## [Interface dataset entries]
--- --- ---
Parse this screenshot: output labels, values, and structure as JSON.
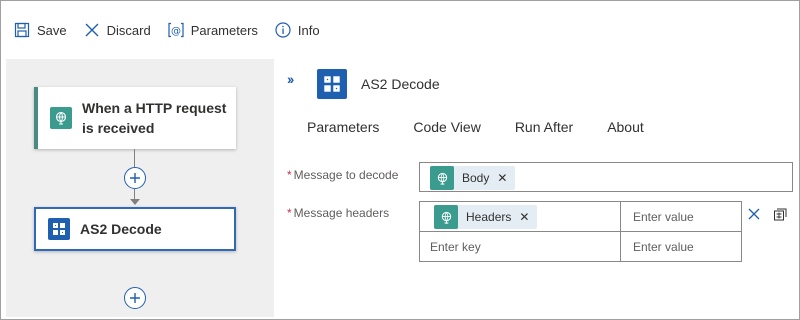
{
  "toolbar": {
    "save_label": "Save",
    "discard_label": "Discard",
    "parameters_label": "Parameters",
    "info_label": "Info"
  },
  "canvas": {
    "trigger": {
      "title": "When a HTTP request is received",
      "icon": "http-request-icon"
    },
    "action": {
      "title": "AS2 Decode",
      "icon": "as2-icon"
    }
  },
  "details": {
    "title": "AS2 Decode",
    "tabs": [
      {
        "label": "Parameters",
        "active": true
      },
      {
        "label": "Code View"
      },
      {
        "label": "Run After"
      },
      {
        "label": "About"
      }
    ],
    "fields": {
      "message_to_decode": {
        "label": "Message to decode",
        "required_mark": "*",
        "token": "Body"
      },
      "message_headers": {
        "label": "Message headers",
        "required_mark": "*",
        "rows": [
          {
            "key_token": "Headers",
            "value_placeholder": "Enter value"
          },
          {
            "key_placeholder": "Enter key",
            "value_placeholder": "Enter value"
          }
        ]
      }
    }
  },
  "colors": {
    "accent": "#1f5fb0",
    "trigger_accent": "#3a9b8e",
    "required": "#c4314b",
    "canvas_bg": "#efefef"
  }
}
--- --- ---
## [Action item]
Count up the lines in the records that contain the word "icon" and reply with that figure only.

## [Task solution]
2